Diving Into Digital Signage: What's on Your Screens?

By Brandon Hull, Foodable Industry Expert

Foodable WebTV Network

Foodable WebTV Network

Advancements in interactive digital signage technology are opening the doors to what restaurants can do to engage on-premise guests. And we’re not just talking about sports bars here. 

You’ll remember when digital menu boards came about. It was the 1990s. Those screens weren’t so hot then — just a digital representation of what could have been printed and mounted on the wall. They evolved to slideshow-like screens of information, with photos that changed before your eyes. 

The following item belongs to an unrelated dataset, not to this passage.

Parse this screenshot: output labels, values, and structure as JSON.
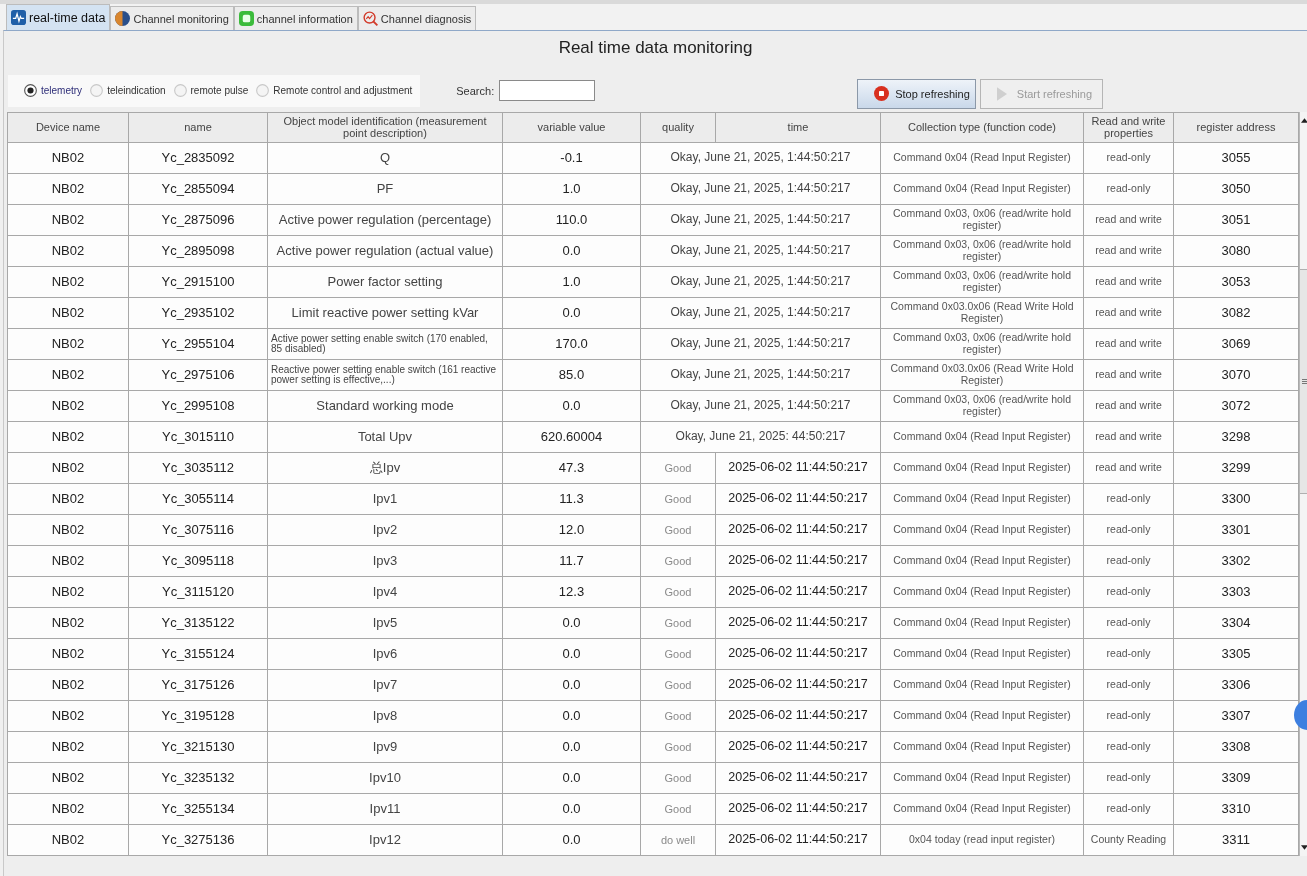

You may also recall when the first attempts at interactive digital signage emerged. It used to be a games-only experience – you could feature trivia and poker on a few of your TVs – if you were local sports bar and wanted that kind of crowd. Some of your ads could be interspersed throughout the programming to add a little branded flair, but that’s about it. 

It’s only been in the last five years that we’ve seen more creative versions of digital signage. And we’re starting see some really cool, guest-engaging stuff. 

Here’s how one chain and one independent are taking control of their screens. Hint: it starts with the guest. 

“Customers get really excited to see their own words on-screen.” – Elton Keung, Boba 7, Los Angeles.

The Coffee Bean's digital signage. | Photo Credit: ptracy.com

The Coffee Bean's digital signage. | Photo Credit: ptracy.com

While it’s largely happening with local, independent restaurants, cafes, and nightclubs, there are some chains doing better things with their screens, like California-based The Coffee Bean, which broadcasts its free wifi password along with subtle, interesting information unrelated to the brand, but potentially appealing to guests.

Going beyond The Coffee Bean, though, get this: your restaurant’s screens can now be fully branded, social, location-based experiences. Screens where you control the content, the colors, the personality, and even the degree of guest engagement across multiple locations, without having to engage a digital agency to build it for you. 

You don’t have to show solely sports or television programming. You’re not limited to digital menu boards. You don’t need an agency.

I spoke to David Weinfeld, a long-standing expert on digital signage and the brains behind a forthcoming solution called Venter, as well as Nanxi Liu of startup Enplug. Here’s what they’re learning from some of these initial implementations. 

“Given how much time consumers spend on their smartphones, it's critical that in-venue digital signage also engages guests on mobile,” says Weinfeld. “Offering a more complete guest experience will allow operators to really differentiate themselves with the promotions they run.”

I’ve seen some of the things Weinfeld’s stealthy Venter is working on and they’re amazing. Part game, part social interaction, and all social, with no advertising. 

Photo Credit: Enplug

Photo Credit: Enplug

Companies like Enplug and Postano are in the here and now. Both provide a beautiful user experience as part of their digital signage experience, displaying whatever specific social and static content media a restaurant brand desires. 

“We really want to transform the customer experience while helping to increase the restaurant’s sales,” says Liu. 

Imagine one or more screens in your location displaying carefully curated (and moderated) content from Twitter, Instagram, Foursquare, Yelp reviews (yes, only the positive ones), and Facebook, mixed with your own marketing messages as jpeg or png images. 

Elton Keung, owner of Boba 7 and the forthcoming Boba 8 in Los Angeles, wants in-venue screens to seamlessly blend with the rest of his guest experience. He has one screen powered by Enplug at Boba 7, but at his upcoming Boba 8 location will use an additional screen to digitally display the artistic works of his own employees. 

“I look for employees who have a lot more they bring to the table than working in a restaurant,” he says.

“We’re going to make it so customers’ Instagram photos and the still art I have on the other screen will sort of work together,” says Keung. “The still art transitions to other content that will come from our YouTube channel – and that channel will feature other creative work done by my employees.” 

As for the Enplug display, Keung says this: “I do zero work. And I never have to worry about negative reviews or anything bad showing up. I like the way this is set up; it definitely adds a uniqueness to the Boba 7 experience,” says Keung. 

“Guests come up with really cool content – better than a restaurant can come up with, and we can help restaurants better connect with their customers using that in their location,” Liu said. 

Your boring digital signage can become branded social signage. And, really, why not?